The 'Cats had been on him for a long time, but initially he chose Washington State as his school of choice. "He got a little nervous about having a scholarship in Washington and was worried they were going to give the spot away," explained Cushing. "Once a young man commits somewhere, Coach Fitz is always great about calling and saying, 'Congratulations. Best of luck. We're not going to recruit you anymore. And why did that happen? Is there anything we can fix for ourselves in the future?' The young man at that point said, 'It wasn't that I chose them over you. I chose something over nothing.' We said, 'OK. If you're still interested in us, you've got to open it back up.' That's what he did."
Something over nothing?
"He was nervous a spot would be gone for him at Washington State and assumed our spot would be there if he wanted to fall back into it. So he wanted to make sure that there was something."
* Let us return, for a moment, to Ellis, the linebacker from Louisiana. He is an avid bow hunter who drives a diesel pickup with mud tires and custom rims and who used the $200 he got from his folks as an 18th birthday present to buy himself a new fishing rod. After signing with the 'Cats, a writer down his way suggested that Chicago might be a culture shock for him. Replied Ellis: "I'm going to shock them."
* Brandon Vitable, another member of this class, also has fairly-spiffy name. More importantly, he has an even better resume as a 6-foot-3, 295-pound center who chose the 'Cats over a long list that included Michigan State. When asked by his local paper about his decision, the aspiring business major noted: "They have the number-three ranked MBA program. It'd be great if I could graduate in five years with a master's degree."
* Last spring, in the wake of his team's loss in the Alamo Bowl, Fitzgerald said that the exposure the 'Cats received on that Monday night telecast opened doors for them in recruiting. Did that prove out? "Certainly, and we're seeing it again with the current juniors we're recruiting from the January 1st bowl game," said Cushing. "Everybody that we just signed saw us play in that bowl game last year. And everybody came to visit us early in the recruiting process and that's what we've found is key to getting the talented players, get them here early. And they all came to see us because of what they saw us do on national TV. So is there one specific player. No. But I think the entire class, to a person, said, 'I saw that game.'"
"Without a doubt, especially initially when we were getting to know the young men and their families," echoed Fitzgerald himself. "Their first impression was our game with Missouri. I'd say the same thing with some of the kids nationally and locally with this year's game (the Outback Bowl) for the 2011 class. We have so many kids excited. Success breeds success."

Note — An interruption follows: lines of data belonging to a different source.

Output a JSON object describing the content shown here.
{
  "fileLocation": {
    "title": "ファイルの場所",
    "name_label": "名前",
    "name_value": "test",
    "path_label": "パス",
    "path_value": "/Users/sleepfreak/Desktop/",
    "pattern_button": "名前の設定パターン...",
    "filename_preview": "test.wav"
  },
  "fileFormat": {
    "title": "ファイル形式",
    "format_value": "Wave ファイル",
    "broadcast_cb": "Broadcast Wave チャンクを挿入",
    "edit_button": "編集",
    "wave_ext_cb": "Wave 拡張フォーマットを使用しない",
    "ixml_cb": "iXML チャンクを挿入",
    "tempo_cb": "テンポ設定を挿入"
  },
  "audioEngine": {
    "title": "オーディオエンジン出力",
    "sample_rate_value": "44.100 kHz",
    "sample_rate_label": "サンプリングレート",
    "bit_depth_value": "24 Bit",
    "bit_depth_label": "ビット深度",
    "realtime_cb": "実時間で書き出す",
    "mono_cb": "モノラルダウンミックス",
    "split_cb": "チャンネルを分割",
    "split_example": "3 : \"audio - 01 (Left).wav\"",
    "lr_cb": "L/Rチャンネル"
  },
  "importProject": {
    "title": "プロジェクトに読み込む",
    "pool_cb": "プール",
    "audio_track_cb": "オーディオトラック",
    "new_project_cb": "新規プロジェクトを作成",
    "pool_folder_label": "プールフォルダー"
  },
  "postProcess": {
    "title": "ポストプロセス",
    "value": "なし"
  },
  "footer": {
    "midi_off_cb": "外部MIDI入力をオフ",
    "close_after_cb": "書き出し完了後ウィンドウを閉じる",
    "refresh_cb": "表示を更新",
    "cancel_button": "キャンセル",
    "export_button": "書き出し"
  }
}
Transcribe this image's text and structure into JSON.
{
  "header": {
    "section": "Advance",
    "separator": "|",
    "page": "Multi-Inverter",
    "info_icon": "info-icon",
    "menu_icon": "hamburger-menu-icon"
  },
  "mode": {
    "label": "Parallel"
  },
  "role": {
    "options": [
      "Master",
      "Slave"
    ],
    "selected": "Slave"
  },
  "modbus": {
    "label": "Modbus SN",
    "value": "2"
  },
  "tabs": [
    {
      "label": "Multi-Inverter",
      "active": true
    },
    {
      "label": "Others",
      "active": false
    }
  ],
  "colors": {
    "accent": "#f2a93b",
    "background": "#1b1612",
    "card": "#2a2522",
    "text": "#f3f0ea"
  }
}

* Here is what the 'Cat coaches did Wednesday morning to celebrate their signing successes. "We," said Fitzgerald, "just watched probably 20 kids in the junior class this morning as a whole staff. Then we got those young people on the phone through their high schools coaches or social medium. So at the end of the day it never ends. We put this class to bed and we're full speed ahead on 2011."
"I feel great today. We've certainly begun the Northwestern portion of these young men's careers and we're excited to get a chance to develop them," said Cushing. "But we've also been on the phone today with juniors that we've offered and want to begin that relationship. We're encouraging them to come visit. So I'm excited for the beginning of the next step, but also for the chance to start developing our relationship with the 2011 graduates."
So he won't celebrate tonight?
"I'll get a chance to go home and have dinner with my wife. That'll be nice."